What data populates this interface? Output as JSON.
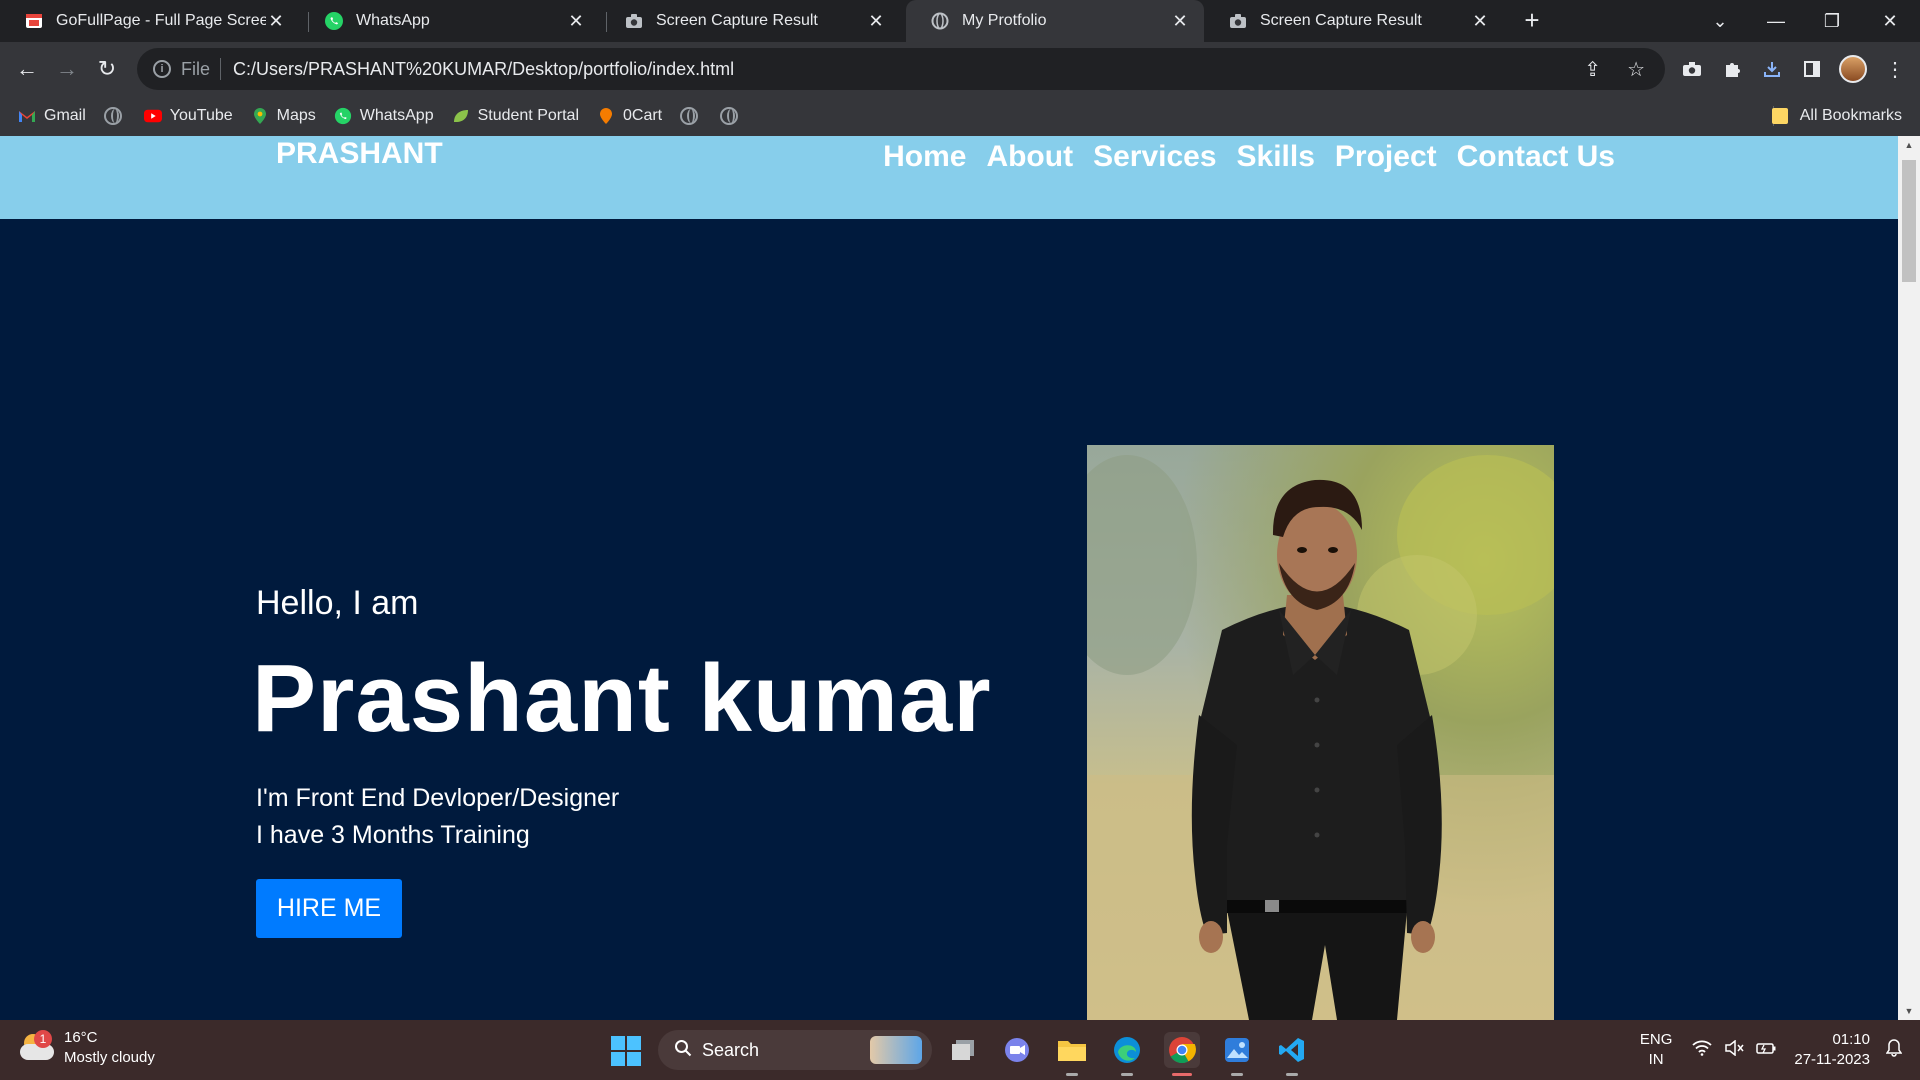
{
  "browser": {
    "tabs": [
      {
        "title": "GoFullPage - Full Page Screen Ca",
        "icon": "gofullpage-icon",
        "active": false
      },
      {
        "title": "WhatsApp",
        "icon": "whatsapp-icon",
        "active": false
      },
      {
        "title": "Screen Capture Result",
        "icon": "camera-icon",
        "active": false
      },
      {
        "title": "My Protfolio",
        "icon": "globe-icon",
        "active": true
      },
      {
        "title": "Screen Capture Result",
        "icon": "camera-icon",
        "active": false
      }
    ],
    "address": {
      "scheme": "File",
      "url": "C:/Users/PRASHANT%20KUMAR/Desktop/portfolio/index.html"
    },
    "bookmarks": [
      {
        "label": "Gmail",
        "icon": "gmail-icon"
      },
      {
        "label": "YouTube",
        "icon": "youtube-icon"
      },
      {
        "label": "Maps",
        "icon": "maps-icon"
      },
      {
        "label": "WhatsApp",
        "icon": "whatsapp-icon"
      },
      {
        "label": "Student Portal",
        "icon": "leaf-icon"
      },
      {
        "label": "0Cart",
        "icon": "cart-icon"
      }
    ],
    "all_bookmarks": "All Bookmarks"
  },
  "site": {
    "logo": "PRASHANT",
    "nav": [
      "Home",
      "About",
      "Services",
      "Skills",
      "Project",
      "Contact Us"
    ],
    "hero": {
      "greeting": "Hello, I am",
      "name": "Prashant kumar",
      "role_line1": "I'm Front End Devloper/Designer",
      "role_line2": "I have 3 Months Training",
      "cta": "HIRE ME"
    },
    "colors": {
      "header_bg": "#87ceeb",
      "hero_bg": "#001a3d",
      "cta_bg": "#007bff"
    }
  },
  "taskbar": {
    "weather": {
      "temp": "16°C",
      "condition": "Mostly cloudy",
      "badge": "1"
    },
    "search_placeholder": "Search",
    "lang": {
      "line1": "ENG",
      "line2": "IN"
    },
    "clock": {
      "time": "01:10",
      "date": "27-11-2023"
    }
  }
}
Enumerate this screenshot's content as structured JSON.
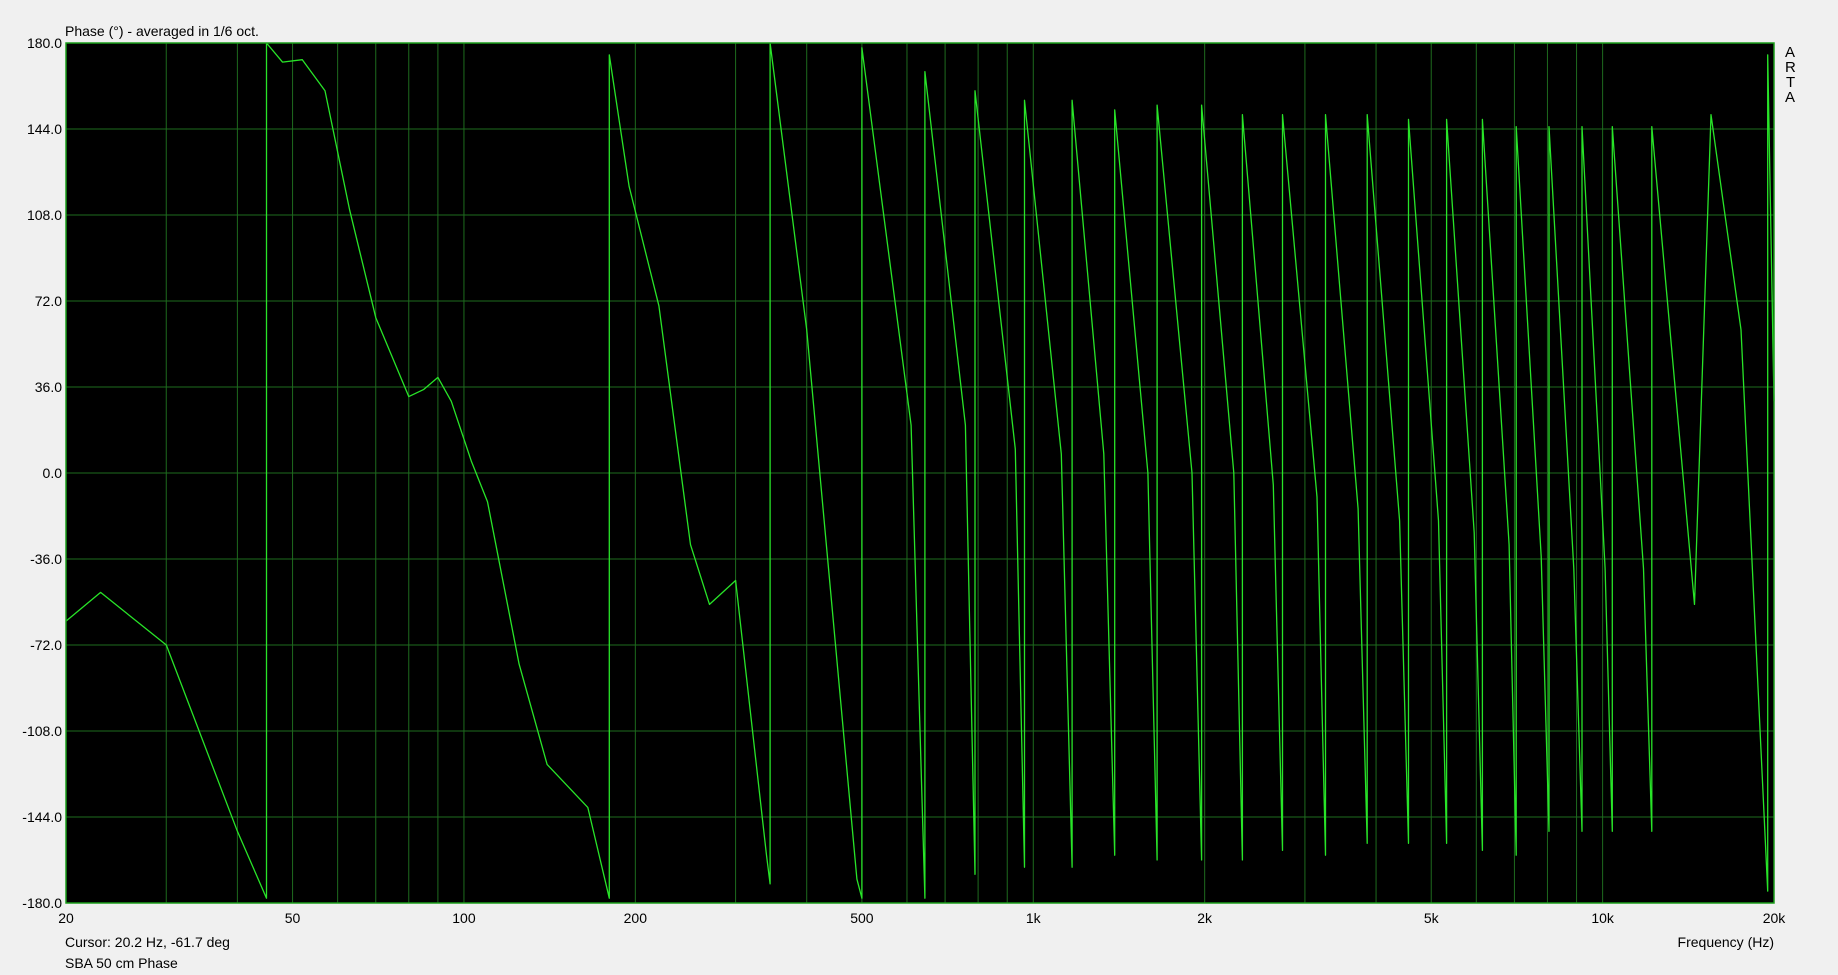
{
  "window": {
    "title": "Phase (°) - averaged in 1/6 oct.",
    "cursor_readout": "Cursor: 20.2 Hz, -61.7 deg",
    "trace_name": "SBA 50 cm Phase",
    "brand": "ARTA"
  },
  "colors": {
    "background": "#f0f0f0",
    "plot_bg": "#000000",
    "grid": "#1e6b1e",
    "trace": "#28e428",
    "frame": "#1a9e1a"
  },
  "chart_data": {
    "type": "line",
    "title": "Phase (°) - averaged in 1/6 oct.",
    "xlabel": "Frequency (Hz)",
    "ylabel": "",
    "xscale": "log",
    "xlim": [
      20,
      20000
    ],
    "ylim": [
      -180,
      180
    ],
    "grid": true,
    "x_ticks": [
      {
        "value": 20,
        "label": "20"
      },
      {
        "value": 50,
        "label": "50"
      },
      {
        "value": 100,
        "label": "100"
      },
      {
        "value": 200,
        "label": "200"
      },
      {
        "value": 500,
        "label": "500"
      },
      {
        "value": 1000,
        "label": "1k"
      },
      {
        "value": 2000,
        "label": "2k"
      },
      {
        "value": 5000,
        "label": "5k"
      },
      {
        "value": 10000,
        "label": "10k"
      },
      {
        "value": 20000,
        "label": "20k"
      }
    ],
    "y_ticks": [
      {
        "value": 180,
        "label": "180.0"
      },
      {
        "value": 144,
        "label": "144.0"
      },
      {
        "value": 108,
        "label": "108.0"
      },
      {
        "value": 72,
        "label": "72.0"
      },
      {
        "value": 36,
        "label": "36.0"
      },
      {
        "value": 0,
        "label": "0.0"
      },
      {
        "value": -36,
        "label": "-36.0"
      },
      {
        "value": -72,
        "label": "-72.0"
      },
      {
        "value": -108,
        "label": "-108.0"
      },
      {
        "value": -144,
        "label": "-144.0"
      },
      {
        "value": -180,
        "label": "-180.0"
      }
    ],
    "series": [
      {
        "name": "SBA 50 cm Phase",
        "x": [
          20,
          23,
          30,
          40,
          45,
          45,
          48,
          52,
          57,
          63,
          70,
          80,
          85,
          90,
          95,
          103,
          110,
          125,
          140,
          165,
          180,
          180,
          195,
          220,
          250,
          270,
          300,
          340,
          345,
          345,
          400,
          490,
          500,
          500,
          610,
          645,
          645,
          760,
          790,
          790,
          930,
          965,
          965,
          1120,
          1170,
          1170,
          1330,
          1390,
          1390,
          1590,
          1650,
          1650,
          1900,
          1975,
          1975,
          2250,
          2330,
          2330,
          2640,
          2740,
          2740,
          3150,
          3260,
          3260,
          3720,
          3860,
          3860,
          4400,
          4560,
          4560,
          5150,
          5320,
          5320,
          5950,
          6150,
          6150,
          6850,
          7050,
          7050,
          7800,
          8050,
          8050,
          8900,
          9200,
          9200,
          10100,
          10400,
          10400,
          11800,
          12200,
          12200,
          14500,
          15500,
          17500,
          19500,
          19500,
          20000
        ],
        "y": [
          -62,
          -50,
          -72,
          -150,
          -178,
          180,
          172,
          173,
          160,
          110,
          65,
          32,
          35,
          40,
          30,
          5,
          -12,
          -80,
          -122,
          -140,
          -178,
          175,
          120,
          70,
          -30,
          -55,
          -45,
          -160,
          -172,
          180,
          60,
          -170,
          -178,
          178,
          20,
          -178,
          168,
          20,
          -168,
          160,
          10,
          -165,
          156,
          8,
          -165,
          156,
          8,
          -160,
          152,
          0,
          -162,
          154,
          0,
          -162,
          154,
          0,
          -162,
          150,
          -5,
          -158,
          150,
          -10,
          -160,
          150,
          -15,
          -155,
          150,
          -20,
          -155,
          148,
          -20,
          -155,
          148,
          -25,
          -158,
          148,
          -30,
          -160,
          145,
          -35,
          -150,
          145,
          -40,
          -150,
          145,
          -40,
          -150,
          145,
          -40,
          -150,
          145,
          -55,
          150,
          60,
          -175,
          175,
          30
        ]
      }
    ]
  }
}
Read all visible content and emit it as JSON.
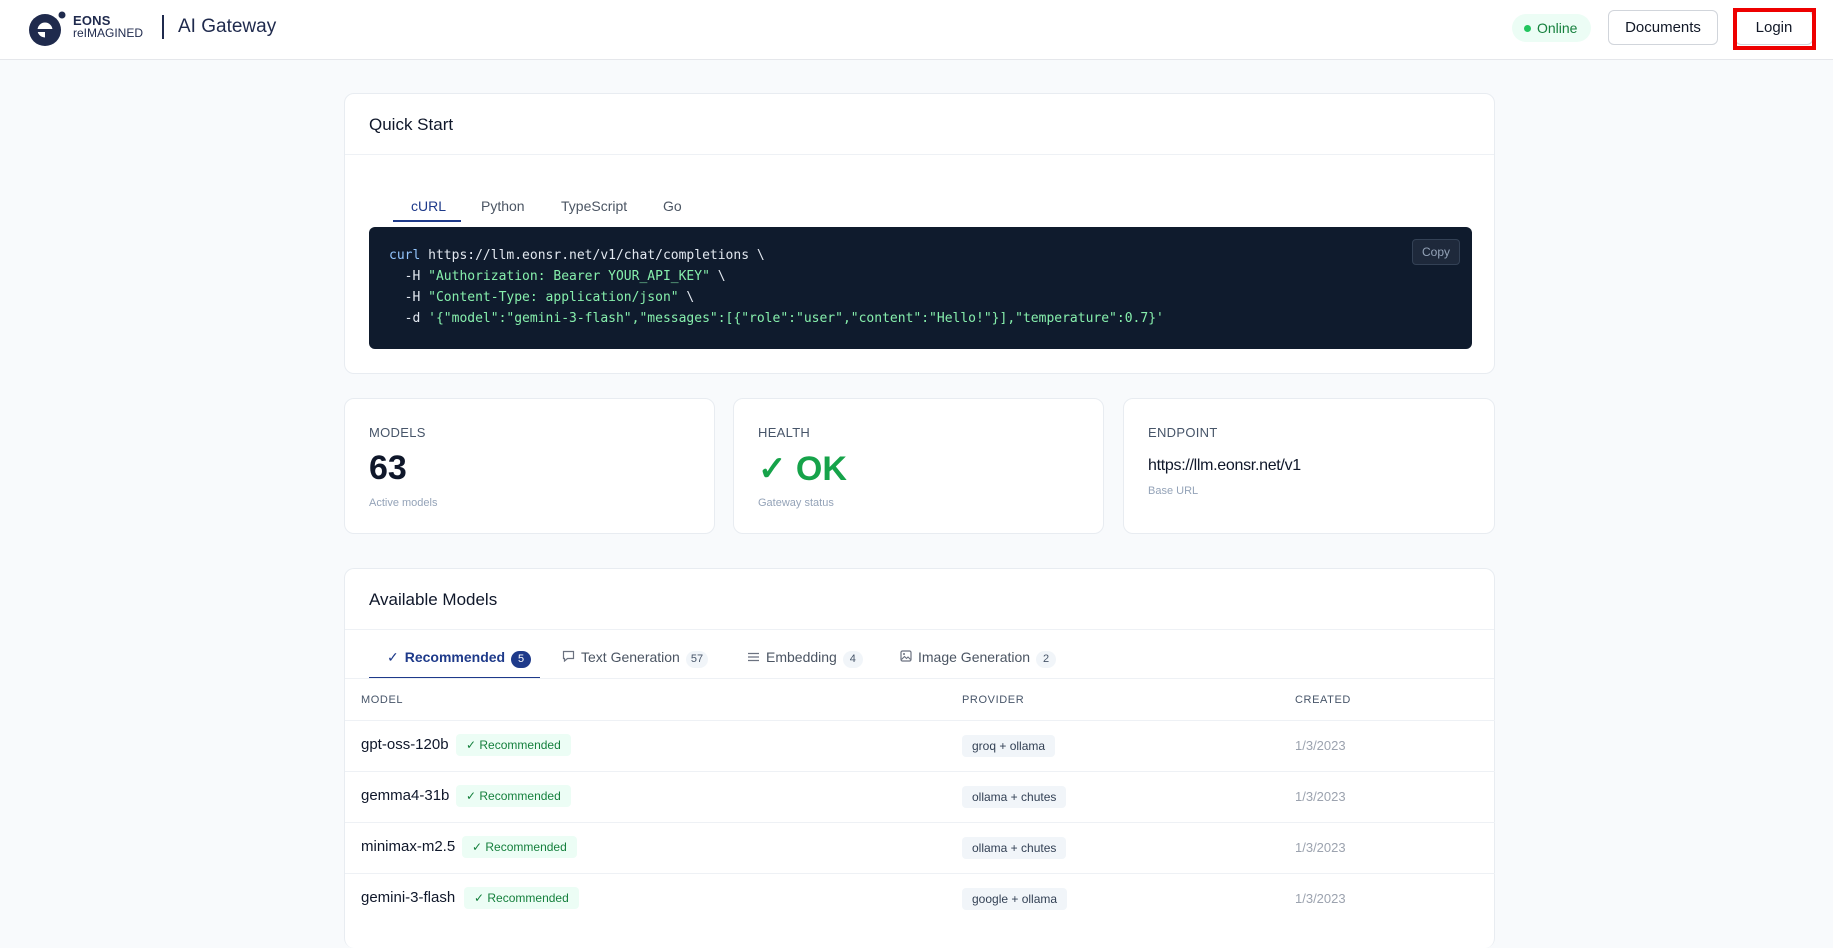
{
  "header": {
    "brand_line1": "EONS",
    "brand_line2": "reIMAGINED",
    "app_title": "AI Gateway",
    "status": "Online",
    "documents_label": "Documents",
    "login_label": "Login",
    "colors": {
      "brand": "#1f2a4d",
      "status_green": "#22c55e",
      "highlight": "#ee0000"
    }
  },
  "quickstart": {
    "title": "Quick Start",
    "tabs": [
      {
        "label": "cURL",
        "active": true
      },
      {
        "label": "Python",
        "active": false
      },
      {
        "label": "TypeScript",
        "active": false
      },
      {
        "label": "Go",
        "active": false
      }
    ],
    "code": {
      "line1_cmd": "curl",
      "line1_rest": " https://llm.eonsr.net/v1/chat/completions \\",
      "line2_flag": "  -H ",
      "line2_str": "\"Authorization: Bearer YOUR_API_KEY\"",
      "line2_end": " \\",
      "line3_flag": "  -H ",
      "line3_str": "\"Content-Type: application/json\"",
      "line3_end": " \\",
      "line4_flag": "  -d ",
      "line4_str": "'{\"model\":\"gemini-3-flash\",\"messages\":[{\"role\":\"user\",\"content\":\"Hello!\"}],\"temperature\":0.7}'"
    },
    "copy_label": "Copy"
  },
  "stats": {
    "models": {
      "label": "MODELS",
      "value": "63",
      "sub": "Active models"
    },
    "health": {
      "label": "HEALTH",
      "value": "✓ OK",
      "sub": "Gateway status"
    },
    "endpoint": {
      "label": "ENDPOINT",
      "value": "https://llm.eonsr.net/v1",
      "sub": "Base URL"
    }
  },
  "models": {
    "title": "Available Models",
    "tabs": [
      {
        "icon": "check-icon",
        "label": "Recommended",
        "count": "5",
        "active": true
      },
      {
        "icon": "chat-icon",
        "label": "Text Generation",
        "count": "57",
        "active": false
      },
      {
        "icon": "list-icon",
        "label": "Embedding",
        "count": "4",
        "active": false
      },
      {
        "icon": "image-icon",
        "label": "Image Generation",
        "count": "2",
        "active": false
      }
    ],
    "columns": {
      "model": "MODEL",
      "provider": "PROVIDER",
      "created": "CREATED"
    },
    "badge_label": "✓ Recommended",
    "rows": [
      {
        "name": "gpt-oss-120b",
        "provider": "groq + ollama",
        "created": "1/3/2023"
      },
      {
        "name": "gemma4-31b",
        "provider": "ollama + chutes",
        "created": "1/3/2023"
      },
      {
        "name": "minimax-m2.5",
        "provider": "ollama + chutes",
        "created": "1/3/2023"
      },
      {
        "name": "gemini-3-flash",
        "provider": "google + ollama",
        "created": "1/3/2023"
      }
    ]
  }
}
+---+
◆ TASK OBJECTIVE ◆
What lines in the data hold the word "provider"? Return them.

◆ WRITTEN REPLY ◆
      "provider": "PROVIDER",
        "provider": "groq + ollama",
        "provider": "ollama + chutes",
        "provider": "ollama + chutes",
        "provider": "google + ollama",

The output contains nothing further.